Segment Open

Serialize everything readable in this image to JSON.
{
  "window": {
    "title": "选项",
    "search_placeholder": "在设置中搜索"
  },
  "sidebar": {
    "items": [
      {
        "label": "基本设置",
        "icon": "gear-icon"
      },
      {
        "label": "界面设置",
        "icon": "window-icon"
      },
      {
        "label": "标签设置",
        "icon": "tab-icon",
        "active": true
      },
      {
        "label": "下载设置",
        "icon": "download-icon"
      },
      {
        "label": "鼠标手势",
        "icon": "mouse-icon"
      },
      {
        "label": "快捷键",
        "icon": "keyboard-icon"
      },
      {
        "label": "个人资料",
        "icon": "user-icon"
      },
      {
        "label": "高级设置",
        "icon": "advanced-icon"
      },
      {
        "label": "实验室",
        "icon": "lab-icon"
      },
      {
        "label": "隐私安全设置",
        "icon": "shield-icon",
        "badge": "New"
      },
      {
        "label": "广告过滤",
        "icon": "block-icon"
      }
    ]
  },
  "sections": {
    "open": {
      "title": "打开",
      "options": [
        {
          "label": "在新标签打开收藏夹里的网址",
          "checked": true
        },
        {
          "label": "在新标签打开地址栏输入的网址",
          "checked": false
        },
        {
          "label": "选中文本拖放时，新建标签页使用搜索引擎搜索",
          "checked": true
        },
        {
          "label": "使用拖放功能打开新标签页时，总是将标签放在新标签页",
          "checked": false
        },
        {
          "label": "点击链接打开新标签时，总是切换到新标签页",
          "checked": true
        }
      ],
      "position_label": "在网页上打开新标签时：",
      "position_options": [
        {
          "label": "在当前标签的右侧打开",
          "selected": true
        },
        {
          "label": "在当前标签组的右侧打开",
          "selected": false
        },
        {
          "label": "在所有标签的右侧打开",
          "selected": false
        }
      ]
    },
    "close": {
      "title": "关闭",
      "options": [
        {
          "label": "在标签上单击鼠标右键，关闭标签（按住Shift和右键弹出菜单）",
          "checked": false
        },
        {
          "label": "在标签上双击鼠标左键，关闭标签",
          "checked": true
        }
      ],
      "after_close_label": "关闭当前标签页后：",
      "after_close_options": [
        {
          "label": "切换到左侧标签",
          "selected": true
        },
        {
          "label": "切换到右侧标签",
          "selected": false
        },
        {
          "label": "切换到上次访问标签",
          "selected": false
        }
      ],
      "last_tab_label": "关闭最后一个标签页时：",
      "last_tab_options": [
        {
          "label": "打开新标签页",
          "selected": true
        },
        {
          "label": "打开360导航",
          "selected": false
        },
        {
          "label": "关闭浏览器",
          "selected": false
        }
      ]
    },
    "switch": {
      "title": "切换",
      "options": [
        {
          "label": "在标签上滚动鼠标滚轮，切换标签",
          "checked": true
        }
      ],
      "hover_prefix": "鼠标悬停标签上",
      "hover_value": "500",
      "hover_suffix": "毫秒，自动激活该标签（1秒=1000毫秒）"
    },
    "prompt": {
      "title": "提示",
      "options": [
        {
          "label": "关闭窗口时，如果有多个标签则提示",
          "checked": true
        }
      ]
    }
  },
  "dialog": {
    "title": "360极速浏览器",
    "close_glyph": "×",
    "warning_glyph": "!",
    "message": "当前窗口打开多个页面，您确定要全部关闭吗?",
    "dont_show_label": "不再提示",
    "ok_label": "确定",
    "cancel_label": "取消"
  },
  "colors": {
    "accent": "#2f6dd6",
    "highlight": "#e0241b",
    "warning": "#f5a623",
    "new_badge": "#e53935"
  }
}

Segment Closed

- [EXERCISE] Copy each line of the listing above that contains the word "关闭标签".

- [ANSWER BELOW]
          "label": "在标签上单击鼠标右键，关闭标签（按住Shift和右键弹出菜单）",
          "label": "在标签上双击鼠标左键，关闭标签",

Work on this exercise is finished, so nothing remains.